[Dataset rows for apps and sites]
((
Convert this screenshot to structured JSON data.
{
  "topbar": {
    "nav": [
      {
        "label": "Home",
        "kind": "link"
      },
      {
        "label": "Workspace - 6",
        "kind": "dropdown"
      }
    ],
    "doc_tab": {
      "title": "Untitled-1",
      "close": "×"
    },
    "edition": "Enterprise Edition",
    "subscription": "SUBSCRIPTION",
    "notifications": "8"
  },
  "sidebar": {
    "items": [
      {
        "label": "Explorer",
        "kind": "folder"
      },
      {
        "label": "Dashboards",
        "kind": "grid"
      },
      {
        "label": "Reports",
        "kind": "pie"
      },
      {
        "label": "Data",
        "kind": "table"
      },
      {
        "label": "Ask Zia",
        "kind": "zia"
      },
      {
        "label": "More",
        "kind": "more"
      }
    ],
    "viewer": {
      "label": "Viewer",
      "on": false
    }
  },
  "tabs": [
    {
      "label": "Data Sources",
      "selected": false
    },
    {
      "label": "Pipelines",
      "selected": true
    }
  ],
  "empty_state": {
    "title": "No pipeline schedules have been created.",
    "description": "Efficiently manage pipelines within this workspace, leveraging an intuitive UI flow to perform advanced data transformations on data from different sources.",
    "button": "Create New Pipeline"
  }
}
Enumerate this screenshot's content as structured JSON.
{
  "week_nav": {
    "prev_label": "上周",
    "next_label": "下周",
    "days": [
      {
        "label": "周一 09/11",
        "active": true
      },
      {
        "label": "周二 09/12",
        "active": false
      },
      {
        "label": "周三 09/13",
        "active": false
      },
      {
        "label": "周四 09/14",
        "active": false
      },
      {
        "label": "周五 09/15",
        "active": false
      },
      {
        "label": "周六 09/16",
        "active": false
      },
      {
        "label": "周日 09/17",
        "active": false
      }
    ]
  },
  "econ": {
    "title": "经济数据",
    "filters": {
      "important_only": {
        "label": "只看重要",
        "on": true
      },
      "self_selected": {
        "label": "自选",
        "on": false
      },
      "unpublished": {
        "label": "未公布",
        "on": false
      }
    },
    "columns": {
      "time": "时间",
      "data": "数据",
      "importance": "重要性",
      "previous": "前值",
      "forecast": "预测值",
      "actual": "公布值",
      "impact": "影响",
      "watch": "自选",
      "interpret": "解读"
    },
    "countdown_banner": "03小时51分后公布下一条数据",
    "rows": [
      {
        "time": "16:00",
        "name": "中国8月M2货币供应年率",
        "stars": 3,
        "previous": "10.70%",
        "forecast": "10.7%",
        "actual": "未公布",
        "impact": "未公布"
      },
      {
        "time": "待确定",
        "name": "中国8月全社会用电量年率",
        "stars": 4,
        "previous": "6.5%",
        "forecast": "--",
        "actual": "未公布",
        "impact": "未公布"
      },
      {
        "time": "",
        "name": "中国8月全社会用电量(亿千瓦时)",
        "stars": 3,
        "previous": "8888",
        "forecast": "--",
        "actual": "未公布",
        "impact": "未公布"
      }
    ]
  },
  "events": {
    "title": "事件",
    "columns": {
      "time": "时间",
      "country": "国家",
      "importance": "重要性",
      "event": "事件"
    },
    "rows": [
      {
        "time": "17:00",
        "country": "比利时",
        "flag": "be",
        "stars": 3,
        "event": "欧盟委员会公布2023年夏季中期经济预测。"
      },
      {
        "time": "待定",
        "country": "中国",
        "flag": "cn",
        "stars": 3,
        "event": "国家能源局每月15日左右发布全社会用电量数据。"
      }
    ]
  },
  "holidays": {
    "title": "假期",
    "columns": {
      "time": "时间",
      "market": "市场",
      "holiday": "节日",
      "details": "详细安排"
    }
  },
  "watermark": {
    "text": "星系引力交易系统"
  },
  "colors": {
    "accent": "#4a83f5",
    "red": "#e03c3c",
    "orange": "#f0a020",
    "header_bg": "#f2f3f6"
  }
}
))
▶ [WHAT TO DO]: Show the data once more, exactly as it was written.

▶ [RESULT FOR THIS TASK]:
Convert this screenshot to structured JSON data.
{
  "topbar": {
    "nav": [
      {
        "label": "Home",
        "kind": "link"
      },
      {
        "label": "Workspace - 6",
        "kind": "dropdown"
      }
    ],
    "doc_tab": {
      "title": "Untitled-1",
      "close": "×"
    },
    "edition": "Enterprise Edition",
    "subscription": "SUBSCRIPTION",
    "notifications": "8"
  },
  "sidebar": {
    "items": [
      {
        "label": "Explorer",
        "kind": "folder"
      },
      {
        "label": "Dashboards",
        "kind": "grid"
      },
      {
        "label": "Reports",
        "kind": "pie"
      },
      {
        "label": "Data",
        "kind": "table"
      },
      {
        "label": "Ask Zia",
        "kind": "zia"
      },
      {
        "label": "More",
        "kind": "more"
      }
    ],
    "viewer": {
      "label": "Viewer",
      "on": false
    }
  },
  "tabs": [
    {
      "label": "Data Sources",
      "selected": false
    },
    {
      "label": "Pipelines",
      "selected": true
    }
  ],
  "empty_state": {
    "title": "No pipeline schedules have been created.",
    "description": "Efficiently manage pipelines within this workspace, leveraging an intuitive UI flow to perform advanced data transformations on data from different sources.",
    "button": "Create New Pipeline"
  }
}
Enumerate this screenshot's content as structured JSON.
{
  "week_nav": {
    "prev_label": "上周",
    "next_label": "下周",
    "days": [
      {
        "label": "周一 09/11",
        "active": true
      },
      {
        "label": "周二 09/12",
        "active": false
      },
      {
        "label": "周三 09/13",
        "active": false
      },
      {
        "label": "周四 09/14",
        "active": false
      },
      {
        "label": "周五 09/15",
        "active": false
      },
      {
        "label": "周六 09/16",
        "active": false
      },
      {
        "label": "周日 09/17",
        "active": false
      }
    ]
  },
  "econ": {
    "title": "经济数据",
    "filters": {
      "important_only": {
        "label": "只看重要",
        "on": true
      },
      "self_selected": {
        "label": "自选",
        "on": false
      },
      "unpublished": {
        "label": "未公布",
        "on": false
      }
    },
    "columns": {
      "time": "时间",
      "data": "数据",
      "importance": "重要性",
      "previous": "前值",
      "forecast": "预测值",
      "actual": "公布值",
      "impact": "影响",
      "watch": "自选",
      "interpret": "解读"
    },
    "countdown_banner": "03小时51分后公布下一条数据",
    "rows": [
      {
        "time": "16:00",
        "name": "中国8月M2货币供应年率",
        "stars": 3,
        "previous": "10.70%",
        "forecast": "10.7%",
        "actual": "未公布",
        "impact": "未公布"
      },
      {
        "time": "待确定",
        "name": "中国8月全社会用电量年率",
        "stars": 4,
        "previous": "6.5%",
        "forecast": "--",
        "actual": "未公布",
        "impact": "未公布"
      },
      {
        "time": "",
        "name": "中国8月全社会用电量(亿千瓦时)",
        "stars": 3,
        "previous": "8888",
        "forecast": "--",
        "actual": "未公布",
        "impact": "未公布"
      }
    ]
  },
  "events": {
    "title": "事件",
    "columns": {
      "time": "时间",
      "country": "国家",
      "importance": "重要性",
      "event": "事件"
    },
    "rows": [
      {
        "time": "17:00",
        "country": "比利时",
        "flag": "be",
        "stars": 3,
        "event": "欧盟委员会公布2023年夏季中期经济预测。"
      },
      {
        "time": "待定",
        "country": "中国",
        "flag": "cn",
        "stars": 3,
        "event": "国家能源局每月15日左右发布全社会用电量数据。"
      }
    ]
  },
  "holidays": {
    "title": "假期",
    "columns": {
      "time": "时间",
      "market": "市场",
      "holiday": "节日",
      "details": "详细安排"
    }
  },
  "watermark": {
    "text": "星系引力交易系统"
  },
  "colors": {
    "accent": "#4a83f5",
    "red": "#e03c3c",
    "orange": "#f0a020",
    "header_bg": "#f2f3f6"
  }
}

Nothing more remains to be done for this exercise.